I had originally intended this just as a comment but ran out of space. It’s in reply to Micah’s answer and your first comment therein.

The biggest problem here is the amount of XML mapping would equal that of the manual mapping in code

  • Consider building a small tool that, given an Excel file with two
    columns, produces the XML mapping file. Now you can offload the
    mapping work to the vendor, or an intern, or indeed anyone who has a
    copy of the requirement doc for a particular vendor project.

  • Since the file is then loaded at runtime in your import app or
    whatever, you can change the mappings without having to redeploy the
    app.

  • Having used exactly this kind of system many, many times in the past,
    I can tell you this: you will be very glad you took the time to do
    it – especially the first time you get a call right after deployment
    along the lines of “oops, we need to add a new column to the data
    we’ve given you, and we realised that we’ve misspelled the 19th
    column by the way.”

  • About the only thing that can perhaps go wrong is data type
    conversions, but you can build that into the mapping file (type
    from/to) and generalise your import routine to perform the
    conversions for you.

Just my 2c.

Answer:

A while ago I ran into similar problem where I had over 400 columns from 30 odd tables to be mapped to about 60 in the actual table in the database. I had the same dilemma whether to go with a schema or write something custom.

There was so much duplication that I ended up writing a simple helper class with a couple of overridden methods that basically took in a column name from import table and spit out the database column name. Also, for column names, I built a separate class of the format

public static class ColumnName
{
  public const string FirstName = "FirstName";
  public const string LastName = "LastName";
  ...
}

Same thing goes for TableNames as well.

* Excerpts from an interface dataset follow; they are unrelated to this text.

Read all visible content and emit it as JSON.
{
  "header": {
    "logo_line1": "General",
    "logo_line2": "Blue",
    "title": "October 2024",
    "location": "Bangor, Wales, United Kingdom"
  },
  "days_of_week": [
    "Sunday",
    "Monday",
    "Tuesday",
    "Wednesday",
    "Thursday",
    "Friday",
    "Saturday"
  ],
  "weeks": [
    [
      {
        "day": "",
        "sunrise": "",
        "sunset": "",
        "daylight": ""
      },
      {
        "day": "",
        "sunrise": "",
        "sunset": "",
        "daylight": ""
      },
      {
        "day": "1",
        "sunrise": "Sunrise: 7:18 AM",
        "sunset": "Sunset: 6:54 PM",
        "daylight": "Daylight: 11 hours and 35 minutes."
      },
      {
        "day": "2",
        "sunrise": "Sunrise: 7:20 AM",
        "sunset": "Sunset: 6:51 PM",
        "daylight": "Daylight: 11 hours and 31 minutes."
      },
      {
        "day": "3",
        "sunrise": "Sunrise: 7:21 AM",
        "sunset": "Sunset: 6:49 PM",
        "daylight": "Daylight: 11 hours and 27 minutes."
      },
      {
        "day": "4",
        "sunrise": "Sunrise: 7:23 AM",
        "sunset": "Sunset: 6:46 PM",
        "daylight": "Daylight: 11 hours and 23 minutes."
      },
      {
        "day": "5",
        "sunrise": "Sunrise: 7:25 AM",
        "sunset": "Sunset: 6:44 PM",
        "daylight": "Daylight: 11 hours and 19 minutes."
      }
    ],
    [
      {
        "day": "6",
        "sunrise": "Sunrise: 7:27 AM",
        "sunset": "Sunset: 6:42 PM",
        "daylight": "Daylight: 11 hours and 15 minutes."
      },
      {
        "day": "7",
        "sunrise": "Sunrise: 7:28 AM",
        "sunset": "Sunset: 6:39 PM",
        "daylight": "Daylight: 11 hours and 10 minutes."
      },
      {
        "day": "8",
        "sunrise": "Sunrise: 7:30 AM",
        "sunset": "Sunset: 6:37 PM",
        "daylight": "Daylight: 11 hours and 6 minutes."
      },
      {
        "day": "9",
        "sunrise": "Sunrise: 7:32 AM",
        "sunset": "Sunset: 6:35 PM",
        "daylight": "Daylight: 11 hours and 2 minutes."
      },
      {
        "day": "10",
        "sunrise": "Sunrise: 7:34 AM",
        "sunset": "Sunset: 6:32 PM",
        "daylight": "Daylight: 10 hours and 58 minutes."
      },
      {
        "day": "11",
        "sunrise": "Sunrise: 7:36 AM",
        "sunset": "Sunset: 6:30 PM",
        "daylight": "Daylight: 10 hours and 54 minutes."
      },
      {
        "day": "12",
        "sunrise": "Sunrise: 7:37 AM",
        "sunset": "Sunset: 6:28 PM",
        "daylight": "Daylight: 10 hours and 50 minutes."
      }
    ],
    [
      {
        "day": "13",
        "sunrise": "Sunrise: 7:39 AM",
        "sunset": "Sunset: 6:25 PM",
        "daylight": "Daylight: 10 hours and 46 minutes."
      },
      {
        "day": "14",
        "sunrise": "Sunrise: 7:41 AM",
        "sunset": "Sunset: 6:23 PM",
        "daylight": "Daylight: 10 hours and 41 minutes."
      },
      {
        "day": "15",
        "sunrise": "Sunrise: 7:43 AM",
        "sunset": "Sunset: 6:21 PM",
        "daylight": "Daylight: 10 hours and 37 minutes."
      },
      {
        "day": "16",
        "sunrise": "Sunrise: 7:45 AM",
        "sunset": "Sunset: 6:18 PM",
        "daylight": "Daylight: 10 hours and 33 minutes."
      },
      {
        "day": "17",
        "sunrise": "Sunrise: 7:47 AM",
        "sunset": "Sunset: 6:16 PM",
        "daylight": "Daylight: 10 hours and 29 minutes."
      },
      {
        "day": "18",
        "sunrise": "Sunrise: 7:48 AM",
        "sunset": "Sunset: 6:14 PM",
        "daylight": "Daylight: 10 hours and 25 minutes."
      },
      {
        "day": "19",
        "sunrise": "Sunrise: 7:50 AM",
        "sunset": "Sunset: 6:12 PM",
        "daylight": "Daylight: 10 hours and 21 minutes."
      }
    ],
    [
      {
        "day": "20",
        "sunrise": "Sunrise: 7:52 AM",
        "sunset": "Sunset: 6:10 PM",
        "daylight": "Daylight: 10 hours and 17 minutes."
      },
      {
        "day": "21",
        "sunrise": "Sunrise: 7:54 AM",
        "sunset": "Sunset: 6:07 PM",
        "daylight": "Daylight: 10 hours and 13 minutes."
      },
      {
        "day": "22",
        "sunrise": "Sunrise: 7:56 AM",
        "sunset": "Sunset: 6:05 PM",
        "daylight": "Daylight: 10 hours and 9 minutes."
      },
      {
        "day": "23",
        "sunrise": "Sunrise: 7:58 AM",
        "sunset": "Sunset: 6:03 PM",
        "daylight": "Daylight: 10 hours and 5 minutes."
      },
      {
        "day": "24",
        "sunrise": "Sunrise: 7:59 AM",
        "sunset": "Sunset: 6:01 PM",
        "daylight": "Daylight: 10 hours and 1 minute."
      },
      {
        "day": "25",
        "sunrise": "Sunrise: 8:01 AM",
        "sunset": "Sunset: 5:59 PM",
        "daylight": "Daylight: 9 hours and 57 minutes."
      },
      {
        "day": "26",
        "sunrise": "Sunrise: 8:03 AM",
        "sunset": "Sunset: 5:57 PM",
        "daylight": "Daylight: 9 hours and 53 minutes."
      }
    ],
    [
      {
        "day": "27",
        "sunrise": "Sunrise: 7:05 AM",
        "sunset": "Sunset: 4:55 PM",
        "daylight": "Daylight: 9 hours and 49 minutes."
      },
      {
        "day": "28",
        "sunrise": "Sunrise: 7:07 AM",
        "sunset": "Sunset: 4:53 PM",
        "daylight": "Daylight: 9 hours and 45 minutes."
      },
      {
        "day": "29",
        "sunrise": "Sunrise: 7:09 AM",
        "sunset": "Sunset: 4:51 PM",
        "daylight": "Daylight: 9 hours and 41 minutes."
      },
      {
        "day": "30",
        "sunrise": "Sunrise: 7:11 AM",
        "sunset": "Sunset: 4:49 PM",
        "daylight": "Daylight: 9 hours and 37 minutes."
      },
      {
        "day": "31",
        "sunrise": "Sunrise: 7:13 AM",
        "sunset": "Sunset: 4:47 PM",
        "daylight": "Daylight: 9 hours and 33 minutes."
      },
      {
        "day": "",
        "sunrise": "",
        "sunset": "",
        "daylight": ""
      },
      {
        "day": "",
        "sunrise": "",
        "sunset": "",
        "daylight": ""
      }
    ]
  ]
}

This made it much simpler to maintain table names and column names. Also, this handled duplicate columns across different tables really well avoiding duplicate code.